**YOUR TASK**. For each record below, set it down exactly but leave out any picture.

**SUPPLIED MATERIAL**.

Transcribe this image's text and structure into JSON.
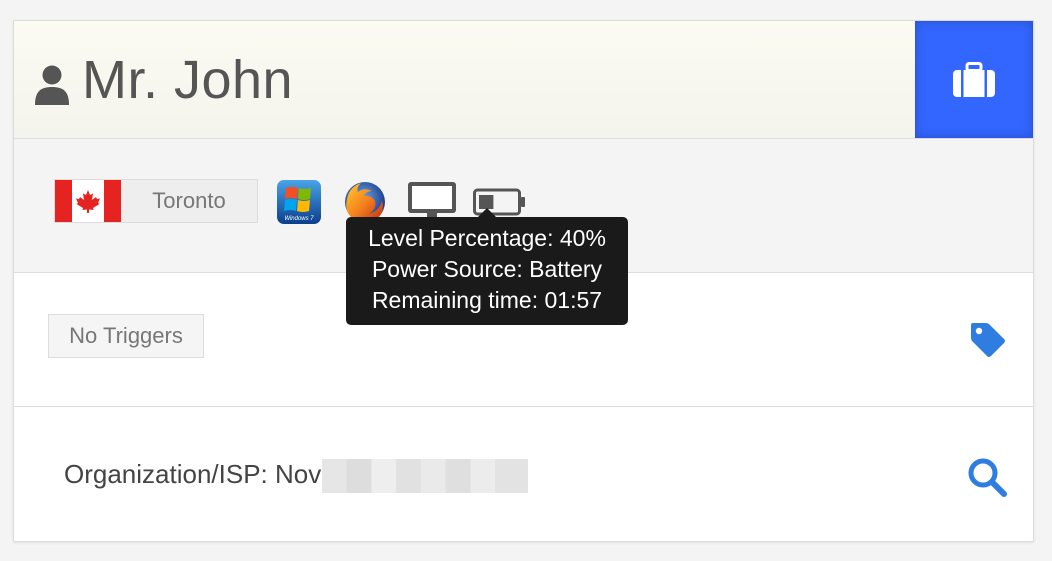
{
  "header": {
    "name": "Mr. John",
    "user_icon": "user-icon",
    "case_button_icon": "briefcase-icon"
  },
  "location": {
    "country_flag": "canada-flag-icon",
    "city": "Toronto"
  },
  "device_icons": [
    "windows7-icon",
    "firefox-icon",
    "desktop-icon",
    "battery-icon"
  ],
  "battery": {
    "level_percent": 40
  },
  "tooltip": {
    "line1": "Level Percentage: 40%",
    "line2": "Power Source: Battery",
    "line3": "Remaining time: 01:57"
  },
  "triggers": {
    "label": "No Triggers",
    "icon": "tag-icon"
  },
  "organization": {
    "label": "Organization/ISP: Nov",
    "icon": "search-icon"
  },
  "colors": {
    "accent": "#3366ff",
    "icon_blue": "#2f7de1",
    "tooltip_bg": "#1a1a1a"
  }
}
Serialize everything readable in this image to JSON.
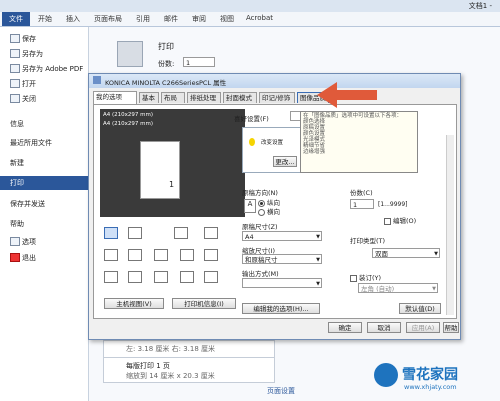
{
  "app": {
    "title": "文档1 -"
  },
  "ribbon_tabs": [
    "开始",
    "插入",
    "页面布局",
    "引用",
    "邮件",
    "审阅",
    "视图",
    "Acrobat"
  ],
  "file_tab": "文件",
  "backstage": {
    "items_small": [
      "保存",
      "另存为",
      "另存为 Adobe PDF",
      "打开",
      "关闭"
    ],
    "items": [
      "信息",
      "最近所用文件",
      "新建",
      "打印",
      "保存并发送",
      "帮助"
    ],
    "items_help": [
      "选项",
      "退出"
    ],
    "selected": "打印"
  },
  "print_panel": {
    "heading": "打印",
    "copies_label": "份数:",
    "copies_value": "1",
    "margins": "左: 3.18 厘米   右: 3.18 厘米",
    "per_page": "每版打印 1 页",
    "per_page_sub": "缩放到 14 厘米 x 20.3 厘米",
    "page_setup": "页面设置"
  },
  "dialog": {
    "title": "KONICA MINOLTA C266SeriesPCL 属性",
    "tabs": [
      "我的选项",
      "基本",
      "布局",
      "排纸处理",
      "封面模式",
      "印记/修饰",
      "图像品质"
    ],
    "paper_size_a": "A4 (210x297 mm)",
    "paper_size_b": "A4 (210x297 mm)",
    "favorites_label": "喜好设置(F)",
    "favorites_value": "",
    "tip_line": "改变设置",
    "tip_btn": "更改...",
    "orientation_label": "原稿方向(N)",
    "orientation_portrait": "纵向",
    "orientation_landscape": "横向",
    "copies_label": "份数(C)",
    "copies_value": "1",
    "copies_range": "[1...9999]",
    "collate": "编辑(O)",
    "paper_size_label": "原稿尺寸(Z)",
    "paper_size_value": "A4",
    "zoom_label": "缩放尺寸(I)",
    "zoom_value": "和原稿尺寸",
    "output_label": "输出方式(M)",
    "output_value": "",
    "print_type_label": "打印类型(T)",
    "print_type_value": "双面",
    "staple": "装订(Y)",
    "staple_value": "左角 (自动)",
    "printer_view_btn": "主机视图(V)",
    "printer_info_btn": "打印机信息(I)",
    "edit_options_btn": "编辑我的选项(H)...",
    "defaults_btn": "默认值(D)",
    "ok_btn": "确定",
    "cancel_btn": "取消",
    "apply_btn": "应用(A)",
    "help_btn": "帮助"
  },
  "tooltip": {
    "title": "在「图像品质」选项中可设置以下各项：",
    "lines": [
      "颜色选择",
      "原稿设置",
      "颜色设置",
      "光泽模式",
      "精细节省",
      "边缘增强"
    ]
  },
  "watermark": {
    "brand": "雪花家园",
    "url": "www.xhjaty.com"
  },
  "colors": {
    "accent": "#2b579a",
    "arrow": "#e05a3a"
  }
}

**OUTPUT BELOW**.
Transcribe this image's text and structure into JSON.
{
  "header": {
    "name": "Mr. John",
    "user_icon": "user-icon",
    "case_button_icon": "briefcase-icon"
  },
  "location": {
    "country_flag": "canada-flag-icon",
    "city": "Toronto"
  },
  "device_icons": [
    "windows7-icon",
    "firefox-icon",
    "desktop-icon",
    "battery-icon"
  ],
  "battery": {
    "level_percent": 40
  },
  "tooltip": {
    "line1": "Level Percentage: 40%",
    "line2": "Power Source: Battery",
    "line3": "Remaining time: 01:57"
  },
  "triggers": {
    "label": "No Triggers",
    "icon": "tag-icon"
  },
  "organization": {
    "label": "Organization/ISP: Nov",
    "icon": "search-icon"
  },
  "colors": {
    "accent": "#3366ff",
    "icon_blue": "#2f7de1",
    "tooltip_bg": "#1a1a1a"
  }
}
Serialize everything readable in this image to JSON.
{
  "app": {
    "title": "文档1 -"
  },
  "ribbon_tabs": [
    "开始",
    "插入",
    "页面布局",
    "引用",
    "邮件",
    "审阅",
    "视图",
    "Acrobat"
  ],
  "file_tab": "文件",
  "backstage": {
    "items_small": [
      "保存",
      "另存为",
      "另存为 Adobe PDF",
      "打开",
      "关闭"
    ],
    "items": [
      "信息",
      "最近所用文件",
      "新建",
      "打印",
      "保存并发送",
      "帮助"
    ],
    "items_help": [
      "选项",
      "退出"
    ],
    "selected": "打印"
  },
  "print_panel": {
    "heading": "打印",
    "copies_label": "份数:",
    "copies_value": "1",
    "margins": "左: 3.18 厘米   右: 3.18 厘米",
    "per_page": "每版打印 1 页",
    "per_page_sub": "缩放到 14 厘米 x 20.3 厘米",
    "page_setup": "页面设置"
  },
  "dialog": {
    "title": "KONICA MINOLTA C266SeriesPCL 属性",
    "tabs": [
      "我的选项",
      "基本",
      "布局",
      "排纸处理",
      "封面模式",
      "印记/修饰",
      "图像品质"
    ],
    "paper_size_a": "A4 (210x297 mm)",
    "paper_size_b": "A4 (210x297 mm)",
    "favorites_label": "喜好设置(F)",
    "favorites_value": "",
    "tip_line": "改变设置",
    "tip_btn": "更改...",
    "orientation_label": "原稿方向(N)",
    "orientation_portrait": "纵向",
    "orientation_landscape": "横向",
    "copies_label": "份数(C)",
    "copies_value": "1",
    "copies_range": "[1...9999]",
    "collate": "编辑(O)",
    "paper_size_label": "原稿尺寸(Z)",
    "paper_size_value": "A4",
    "zoom_label": "缩放尺寸(I)",
    "zoom_value": "和原稿尺寸",
    "output_label": "输出方式(M)",
    "output_value": "",
    "print_type_label": "打印类型(T)",
    "print_type_value": "双面",
    "staple": "装订(Y)",
    "staple_value": "左角 (自动)",
    "printer_view_btn": "主机视图(V)",
    "printer_info_btn": "打印机信息(I)",
    "edit_options_btn": "编辑我的选项(H)...",
    "defaults_btn": "默认值(D)",
    "ok_btn": "确定",
    "cancel_btn": "取消",
    "apply_btn": "应用(A)",
    "help_btn": "帮助"
  },
  "tooltip": {
    "title": "在「图像品质」选项中可设置以下各项：",
    "lines": [
      "颜色选择",
      "原稿设置",
      "颜色设置",
      "光泽模式",
      "精细节省",
      "边缘增强"
    ]
  },
  "watermark": {
    "brand": "雪花家园",
    "url": "www.xhjaty.com"
  },
  "colors": {
    "accent": "#2b579a",
    "arrow": "#e05a3a"
  }
}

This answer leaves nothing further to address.